It’s true that Screech was always trying to get with Lisa, but as we all know, Screech is crazy. It’s the Lisa Turtle rule. You can do whatever you want, but ultimately, the story is not about you, and above all, you don’t get the girl or guy.

It’s Lando Calrissian in “Star Wars,” Calvin in “Freaks and Geeks,” the secretary from “3rd Rock from the Sun,”Astrid from “Fringe,” Charles Gunn from “Angel,” Jazz the Robot from “Transformers,” and it is why Winston from “New Girl” will never get Zooey Deschanel.

I know what you are thinking. There was one episode in “Saved by The Bell” where Zach and Lisa liked each other. That is true, but before that episode ended, they came to the same conclusion my girlfriend Jill’s mom did: “It’s probably not a good idea for them to date.”

A friend once told me that he sometimes fantasized about coming back years after a girl dumped him. He would return rich, handsome and successful and make her regret ever breaking up with him.

As I stood there in that empty classroom watching Jill leave, I realized there would be no fantasizing for me. There was no amount of money, fame or success that would alter the reason she broke up with me. It was the one thing I could never change.

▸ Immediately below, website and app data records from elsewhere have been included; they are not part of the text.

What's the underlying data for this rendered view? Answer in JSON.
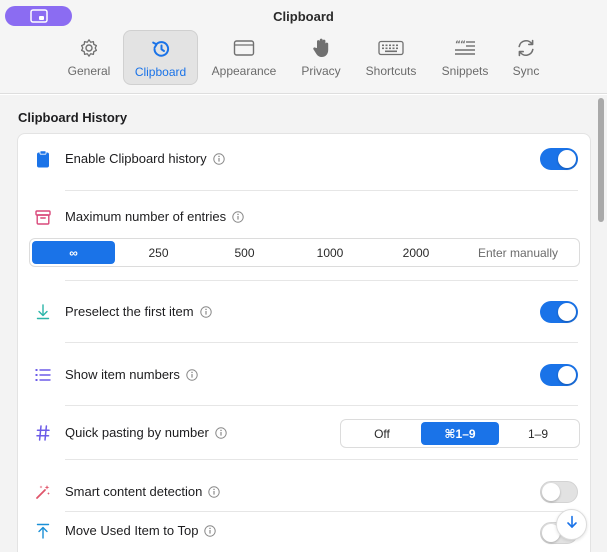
{
  "window": {
    "title": "Clipboard"
  },
  "tabs": [
    {
      "label": "General",
      "icon": "gear-icon"
    },
    {
      "label": "Clipboard",
      "icon": "history-icon",
      "active": true
    },
    {
      "label": "Appearance",
      "icon": "window-icon"
    },
    {
      "label": "Privacy",
      "icon": "hand-icon"
    },
    {
      "label": "Shortcuts",
      "icon": "keyboard-icon"
    },
    {
      "label": "Snippets",
      "icon": "snippets-icon"
    },
    {
      "label": "Sync",
      "icon": "sync-icon"
    }
  ],
  "section": {
    "title": "Clipboard History"
  },
  "settings": {
    "enable_history": {
      "label": "Enable Clipboard history",
      "on": true
    },
    "max_entries": {
      "label": "Maximum number of entries",
      "options": [
        "∞",
        "250",
        "500",
        "1000",
        "2000",
        "Enter manually"
      ],
      "selected": "∞"
    },
    "preselect_first": {
      "label": "Preselect the first item",
      "on": true
    },
    "show_numbers": {
      "label": "Show item numbers",
      "on": true
    },
    "quick_paste": {
      "label": "Quick pasting by number",
      "options": [
        "Off",
        "⌘1–9",
        "1–9"
      ],
      "selected": "⌘1–9"
    },
    "smart_detection": {
      "label": "Smart content detection",
      "on": false
    },
    "move_used_top": {
      "label": "Move Used Item to Top",
      "on": false
    }
  },
  "colors": {
    "accent": "#1a73e8",
    "pill": "#8b6cf2",
    "clipboard_icon": "#1a73e8",
    "entries_icon": "#d9487a",
    "preselect_icon": "#2bb5a8",
    "numbers_icon": "#6d5ce8",
    "quick_paste_icon": "#6d5ce8",
    "smart_icon": "#e0556b",
    "move_top_icon": "#1a8fd6"
  }
}
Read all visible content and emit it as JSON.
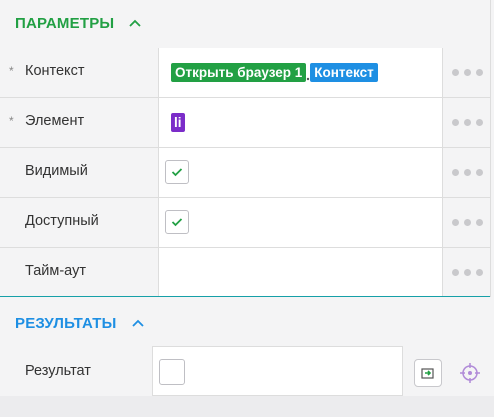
{
  "parameters": {
    "title": "ПАРАМЕТРЫ",
    "title_color": "#22a044",
    "rows": [
      {
        "label": "Контекст",
        "required_mark": "*",
        "chips": [
          {
            "text": "Открыть браузер 1",
            "color": "#22a044"
          },
          {
            "text": "Контекст",
            "color": "#1e8fe3"
          }
        ]
      },
      {
        "label": "Элемент",
        "required_mark": "*",
        "chips": [
          {
            "text": "li",
            "color": "#7b2cc9"
          }
        ]
      },
      {
        "label": "Видимый",
        "checked": true
      },
      {
        "label": "Доступный",
        "checked": true
      },
      {
        "label": "Тайм-аут",
        "value": ""
      }
    ],
    "more_icon": "more-dots-icon"
  },
  "results": {
    "title": "РЕЗУЛЬТАТЫ",
    "title_color": "#1e8fe3",
    "rows": [
      {
        "label": "Результат",
        "value": ""
      }
    ],
    "icons": [
      "variable-picker-icon",
      "target-crosshair-icon"
    ]
  },
  "colors": {
    "green": "#22a044",
    "blue": "#1e8fe3",
    "teal_divider": "#16a0a8"
  }
}
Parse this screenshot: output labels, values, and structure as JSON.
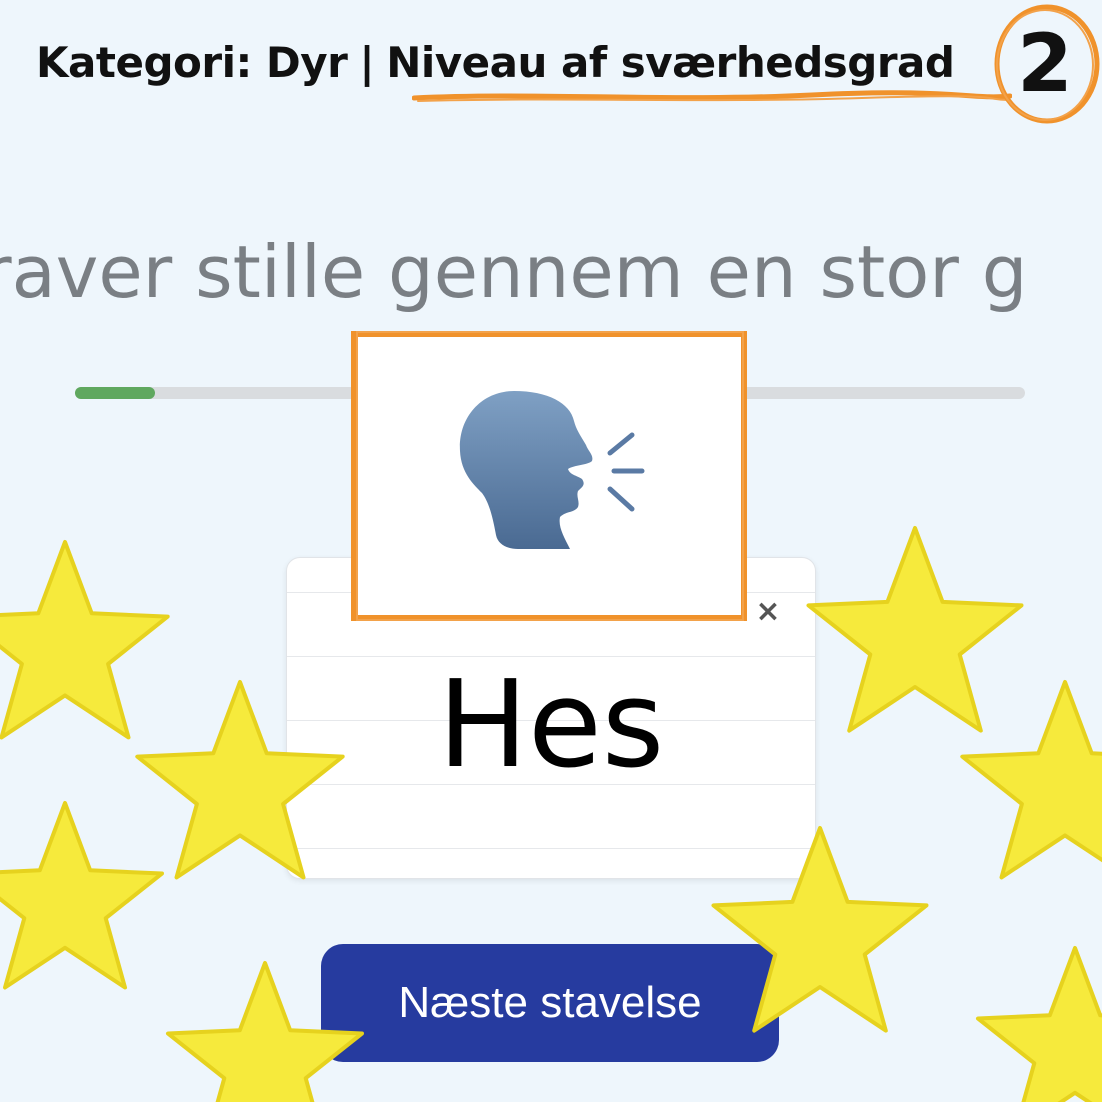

I broke the cardinal rule.

I was supposed to be the Danny Glover of this story—a funny straight man that helped my Mel Gibson shine. But for a moment I tried to be Mel Gibson. I tried to  be a part of the main story. I guess my audience just wasn’t ready for that.

 

Hear our voices

We will not hold space for racism, homophobia, transphobia, sexism, xenophobia, hate or denial of climate change.

Powerlessness is born of isolation. As human beings, we need to be able to talk to each other. Relationships are born in conversation.

That’s why we started a workshop. It’s a place for people in the community to come together and talk about their writing.

On the occasional evening, you can find us around a table having a cup of coffee and planting our little seeds of hope, to make the writing better, to get the best story down on paper and to connect with one another and foster a sense of community, becoming the Resistance—by talking to each other, loving each other, sharing life one coffee at a time.

Now more than ever, it’s important that we make art UNAVOIDABLE because the regime is doing everything it can to make its rhetoric unavoidable.

We will not allow our soul to be stomped out by the squelching of free speech and the dissemination of propaganda. We must not allow “alternative facts” to replace reality, to be shifted into a real-life dystopian science fiction.

So we invite you to send us your work for the next issue by May 15 because it’s important – to fight authoritarian and fascist ideology with our soul-affirming words – poems, essays, stories – and not just to incite reaction, but to drive at what’s human and fundamentally good within all of us.

Our work is important. Our voices are important. Art is important.

Find your inspiration. Express your passion.

 

Photo by Cody Williams

…Meanwhile, in the city too busy to hate…

We do things. Many things. We dream, we breathe, we work, we love, we age, we thrive. We focus. We get distracted. We go away. We come back to center.

Sometimes, we keep ourselves on a short leash, tethered to the calendar and the iPhone, keeping our ringers on, trackers going, turning every breathing moment into a quantifiable metric.

Eventually, the pendulum has to swing back—in this case, from compulsive activity and involvement toward a retreat. Retreat, whether it be actually going someplace far away to escape the aggregate of stress in the immediacy of the day-to-day, or a retreat as in a mood or internal decision to become less involved with external distractions, can offer us the space we need to create.

The challenge, then, we offer you is this:

Stop. Just stop it.

doing-nothing-on-purpose-680x320
via The Mindfulness Exchange

 

Take some time. Turn off your phone. Sit in a dark room. Don’t do anything. Interrupt the flow of thoughts and activities.

 

Come back to the pen and reboot your process.

 

We want to hear about what happens for you, but really, we want your words.

 

The prompt is “Interruption.”

 

Send your fiction, audio, video, art, poetry, nonfiction, indescribable, literary, and otherwise gritty little things to us here by March 31, 2016.